As I awaken to a symphony of taxi horns and morning escapades through sky-puncturing glass mazes, I am reminded of what a stark contrast this fresh New York life is compared to my days in London.
The most obvious contrast to my Manhattan lifestyle is my work schedule. In London, it was flexible enough to enable me to travel almost every three days through the city that cast me back in time and delighted me at every corner. It appeared as though each block housed some time-sealed secrets of events that altered life as its inhabitants knew it. And each faade was trying to outlive the next to ensure their tales would not be forgotten. A quick glance down the avenue exposes Georgian manors pressed against modern glass palaces that squeeze their old neighbors so closely the bricks bleed red.
Rarely did I go 20 minutes without finding a historic landmark, tourist site, or street market on my museum-hoping exhibitions. I feel such an incredible sense of history in England, especially as an American. It is difficult to walk these cobbled streets, worn soft from aspiring individuals and enlightened locals, and not experience a sense of nostalgia. It is as if history physically exists here.
But the culture moves as quickly as its age would suggest: far slower and with less pressure than in the comparatively juvenile U.S. One’s job in America seems to become an identity. From the American perspective, I can see why; our job is what we spend 60 hours of our week doing (including the time we spend discussing and thinking about work after we leave the office). Not to mention, if we’ve spent nearly 20 years studying to get that job, why shouldn’t it represent us?
In England, it seems as though a job is just one’s most time-consuming hobby. That is why they don’t mind interruptions for the latest “football” match or a series of inquiries. At the American branch where I previously worked, I often had to make an appointment with my teammates to get 20 minutes worth of questions asked. This work “hobby” is easily set down at 5:31 to queue up at the local pub or go out on the town. Simply put, the Brits have other passions they pay attention to.
With all these leisurely conversations, personal jokes, and laughter, I was certain this office must have been falling behind the US branches. It hardly took me two days to realize that was not the case. Could all this fun actually be helpful?

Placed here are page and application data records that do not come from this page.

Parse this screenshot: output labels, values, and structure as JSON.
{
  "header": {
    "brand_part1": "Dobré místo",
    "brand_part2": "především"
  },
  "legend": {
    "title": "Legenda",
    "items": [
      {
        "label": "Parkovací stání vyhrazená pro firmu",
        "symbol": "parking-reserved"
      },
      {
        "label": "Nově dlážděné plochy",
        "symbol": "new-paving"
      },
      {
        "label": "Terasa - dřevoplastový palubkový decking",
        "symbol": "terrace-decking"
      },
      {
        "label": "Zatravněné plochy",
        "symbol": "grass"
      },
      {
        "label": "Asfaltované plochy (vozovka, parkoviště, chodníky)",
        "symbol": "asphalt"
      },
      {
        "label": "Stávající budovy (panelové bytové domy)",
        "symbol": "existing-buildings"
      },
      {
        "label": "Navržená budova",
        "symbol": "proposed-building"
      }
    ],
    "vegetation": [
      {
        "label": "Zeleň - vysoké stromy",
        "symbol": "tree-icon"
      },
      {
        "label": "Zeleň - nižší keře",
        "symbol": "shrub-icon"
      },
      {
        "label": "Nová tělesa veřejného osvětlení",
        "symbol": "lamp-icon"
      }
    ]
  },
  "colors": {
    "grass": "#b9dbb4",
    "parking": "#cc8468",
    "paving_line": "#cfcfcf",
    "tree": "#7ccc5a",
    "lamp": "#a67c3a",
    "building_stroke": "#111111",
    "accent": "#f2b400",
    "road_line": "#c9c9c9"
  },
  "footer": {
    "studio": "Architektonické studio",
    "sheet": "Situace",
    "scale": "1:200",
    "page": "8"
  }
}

Do we Americans make our jobs more exhausting than they need to be? Surely, competition in the workplace follows a bell-curve; too little and it makes no difference, too much and it becomes self-defeating. So where do we Americans fall on the spectrum? And do I want to live the rest of my life, or even my future academic career, in such a place?